We hear it twice in the episode. It’s how Greg feels about drinking. And it’s how Paula feels about running into Rebecca’s problems, gun blazing and wasted IQ firing on all cylinders. These things are unhealthy habits. They’re a high with a crash. So it’s not super encouraging that the glitter explosion is the same feeling that Rebecca says she experienced when she saw Josh in New York. What she thought was love was actually her subconscious laying allllll of her insecurities and regrets at the feet of this poor guy. Josh represented the way out of the life that she didn’t want anymore and a chance at succeeding at a relationship that she once failed. And though I PERSONALLY think and hope Greg is endgame for her, I don’t think the glitter curse means that Josh CAN’T be. But Rebecca has to stop putting it on Josh’s love to make everything okay.
Not a chance of that after Josh comes back home rather than chance a Hector-like relationship with his mom. Rebecca tells Josh that she has some strange feeling that they ought to leave Greg be for now, and they try – VERY weakly – to not fall back into bed together, during the episode’s second number, the Sade-esque, “We Should Definitely Not Have Sex Right Now.” They shouldn’t. They do. And Rebecca does a mental Charleston to the “Maple Leaf Rag” when a sleepy Josh pulls her to him afterwards. Sex brain is the worst.

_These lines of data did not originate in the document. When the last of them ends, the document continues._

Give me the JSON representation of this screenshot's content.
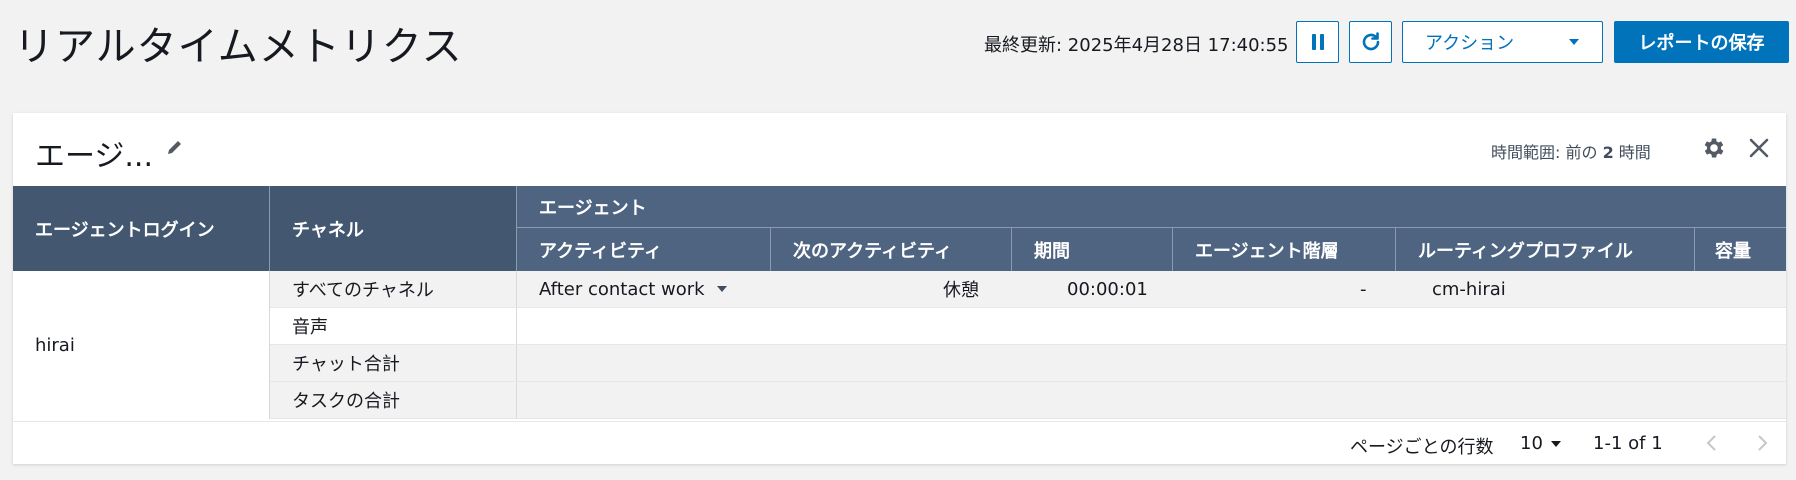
{
  "header": {
    "title": "リアルタイムメトリクス",
    "last_updated": "最終更新: 2025年4月28日 17:40:55",
    "actions_label": "アクション",
    "save_label": "レポートの保存"
  },
  "panel": {
    "title": "エージ...",
    "time_range_prefix": "時間範囲: 前の ",
    "time_range_value": "2",
    "time_range_suffix": " 時間"
  },
  "table": {
    "columns": {
      "agent_login": "エージェントログイン",
      "channel": "チャネル",
      "agent_group": "エージェント",
      "activity": "アクティビティ",
      "next_activity": "次のアクティビティ",
      "duration": "期間",
      "hierarchy": "エージェント階層",
      "routing_profile": "ルーティングプロファイル",
      "capacity": "容量"
    },
    "agent": "hirai",
    "rows": [
      {
        "channel": "すべてのチャネル",
        "activity": "After contact work",
        "next_activity": "休憩",
        "duration": "00:00:01",
        "hierarchy": "-",
        "routing_profile": "cm-hirai",
        "capacity": ""
      },
      {
        "channel": "音声"
      },
      {
        "channel": "チャット合計"
      },
      {
        "channel": "タスクの合計"
      }
    ]
  },
  "footer": {
    "rows_per_page_label": "ページごとの行数",
    "rows_per_page_value": "10",
    "range": "1-1 of 1"
  },
  "colors": {
    "accent": "#0073bb",
    "header_bg": "#4f6480",
    "header_dark": "#435870"
  }
}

At least Paula is joining Greg on the plane of self-awareness. She likes the thrill of the chase, in spite of herself. But I don’t think she liked what she saw when she and Rebecca got to their destination. Seeing Greg like that – it was a intrusion. What bothers Paula even more, I think, is that it was BENEATH her. To keep herself on the right track, Paula puts together a friendship contract for Rebecca to sign that promises unlimited listening and support but no more tracking cell phone signals. Rebecca and Paula constantly have to reassess and realign their friendship so that it doesn’t grow into the unconquerable monster it could be (and oh, it COULD be), but the core of it is always safe. With all her shenanigan-free time, Paula can study to be another kickass West Covina lawyer. And you know what? That’s a little bit Rebecca’s doing. To a lot of people in that town, Rebecca is a bizarre mess of neuroses and musical theater references. But to Paula, she’s the girl who scratched everything and started over, on a whim. To Paula, she’s an inspiration.
The Situation’s a Lot More Nuanced Than That:
- Amazon Prime finally gets its due for being America’s preferred express sex accessory shipment tool.
- “Hi, Mom!” “No. Definitely not that.”
- “I record all conversations with adults.” “Oh, that’s very smart.”
- RIP Beans’ house.
- The sad music came in right on “I’m an alcoholic,” please help.
- “I suddenly know your truth and you know mine. Embrace me, brother.”
How did you feel about the Crazy Ex-Girlfriend premiere, guys? Have you ever survived off of love kernels? Share your sob stories in the comments.